It just makes me so happy when I’m wearing these boiler suits. If I’m in a funk, they lift me right out of the abyss. I’ve even made matching masks to my boiler suits so that I can style it up when taking out the trash during the Covid-19 lockdown. The fit is roomy enough that I don’t have to worry about eating my second hamburger for lunch; and the cut is smart enough that it makes me feel I’ve got my game on in business meetings (especially after that multi-burger meal).
So I guess my take on this pattern is the best way to start off my adventure in #memademay #memademay2020. Zoe of So Zo started Me-Made-May as “a personal challenge to wear your handmade items more often, or in different ways somehow, to help you improve your relationship with your handmade wardrobe.” Yes, I’m taking the plunge to be less shy and showcase my me-made garments.

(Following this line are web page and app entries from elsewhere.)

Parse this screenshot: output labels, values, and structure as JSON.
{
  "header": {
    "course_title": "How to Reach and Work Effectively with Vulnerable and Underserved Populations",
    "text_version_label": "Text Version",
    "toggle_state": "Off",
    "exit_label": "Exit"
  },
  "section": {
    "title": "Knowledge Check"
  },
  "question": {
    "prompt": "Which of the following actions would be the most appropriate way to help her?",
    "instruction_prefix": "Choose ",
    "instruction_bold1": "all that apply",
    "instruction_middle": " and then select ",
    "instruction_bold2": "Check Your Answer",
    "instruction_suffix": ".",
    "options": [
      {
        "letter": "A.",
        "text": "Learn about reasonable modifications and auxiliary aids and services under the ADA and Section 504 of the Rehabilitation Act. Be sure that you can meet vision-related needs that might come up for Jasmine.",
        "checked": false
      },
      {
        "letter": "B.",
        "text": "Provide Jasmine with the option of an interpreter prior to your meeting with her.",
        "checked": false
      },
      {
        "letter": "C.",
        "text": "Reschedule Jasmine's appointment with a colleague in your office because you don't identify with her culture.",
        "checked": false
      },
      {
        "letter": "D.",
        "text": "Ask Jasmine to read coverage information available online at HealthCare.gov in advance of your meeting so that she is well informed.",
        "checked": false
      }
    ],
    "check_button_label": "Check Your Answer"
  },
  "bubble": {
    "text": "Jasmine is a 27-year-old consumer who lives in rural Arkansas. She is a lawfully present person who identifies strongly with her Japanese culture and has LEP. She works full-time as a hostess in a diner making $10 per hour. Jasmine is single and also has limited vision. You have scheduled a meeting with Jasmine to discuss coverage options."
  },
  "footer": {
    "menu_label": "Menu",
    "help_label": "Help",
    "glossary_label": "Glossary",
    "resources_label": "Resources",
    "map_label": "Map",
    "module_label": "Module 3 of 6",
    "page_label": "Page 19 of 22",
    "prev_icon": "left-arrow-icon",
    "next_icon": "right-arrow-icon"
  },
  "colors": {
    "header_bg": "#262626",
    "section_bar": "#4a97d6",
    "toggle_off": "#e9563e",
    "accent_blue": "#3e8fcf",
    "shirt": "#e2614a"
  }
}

Put myself (and my handmade garments) out there. Yay! And I’m starting this blog to coincide with this challenge. Double yay!!
Back to the boiler suit review. This entry will feature the first 2 suits I made. The first one is with sky-blue light cotton canvas with short sleeves:
I sewed up a size 35, and basically didn’t make any changes to the pattern except for using a contrasting fabric for the inside collar stand, the inside button plackets, sleeve cuffs and martingale. The contrasting fabric is a cotton print gifted to me by my mom by Robert Kaufman Fabrics, called Geisha’s Treasure (D#73150), with an intricate pattern of Japanese fans and flowers.
My second Jean-Paul make is also made with another Robert Kaufman Fabric. I can’t remember the name to this one but it has green peacock feathers with gold highlights. The contrasting fabric is an orange/purple Indonesian batik I bought from Bali some 10 years ago.
This time round, I omitted the sleeves and finished the seam with 1-inch bias binding. I also shortened the bodice by an inch so that the waistband sits closer to the waist, which lifted up the drop crotch to a regular crotch.
It was pure joy sewing up these boiler suits. The pattern is well drafted and the instructions clear and precise. The designer of Ready To Sew, Raphaelle Bonamy has sew-alongs to the pattern to guide you through it all. And after sewing up a suit, I felt it cranked up my sewing mojo up a notch. Best thing about this boiler suit: you can jump and dance all you want in it.
Stay tuned for 2 more boiler suits in Part 2 of Jean-Paul. In the meantime, keep dancing.